One of Abubakar’s oldest childhood memories is his parents asking him nonstop math and science questions during their weekly three hour drives from Friendship, Wisconsin, where he grew up, to Chicago, Illinois. Abubakar’s parents were able to come to the United States from Pakistan in the 1990s due in large part because they were medical doctors so they felt it their duty to ensure Abubakar would have a strong technical education. Abubakar also picked up on the importance of their Pakistani and Muslim heritage during those trips to Chicago, because their purpose was largely to expose Abubakar and his siblings to a bigger Pakistani community in Chicago.
During middle school and high school, thanks to his parents and teachers, Abubakar was able to excel in math and physics competitions. After entering MIT, Abubakar began applying the same analytical approaches to problems in biology and medicine, developing new kinds of probes to read neural signals and working on ways to make it easier for doctors to diagnose respiratory conditions by developing new, noninvasive, and easy to perform tests.

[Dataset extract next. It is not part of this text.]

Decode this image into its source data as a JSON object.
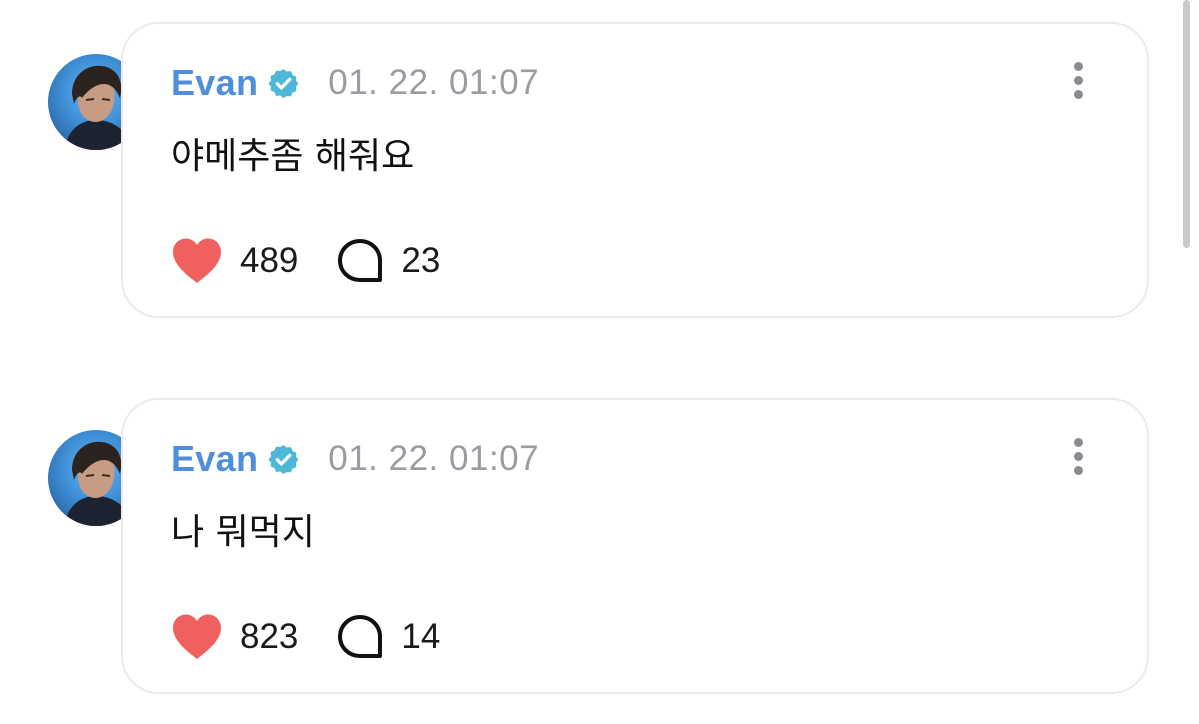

In 2013, Abubakar started an initiative to mentor immigrant high school students in the Boston-area, guiding them through college applications and helping them prepare for standardized tests. Realizing the importance of mentors in his own education, Abubakar helped create an online interface to pair high school and college students that has allowed the program to spread to other universities, including Rice, Columbia, and Harvard.
As a PhD student at Stanford, Abubakar will work on building medical devices that can stay in the human body for extended periods of time to provide unique, patient-specific biomedical information that can help diagnose diseases and provide real-time feedback to patients. By integrating research with continued mentorship, Abubakar hopes to inspire other immigrants to learn skills to solve the problems around them.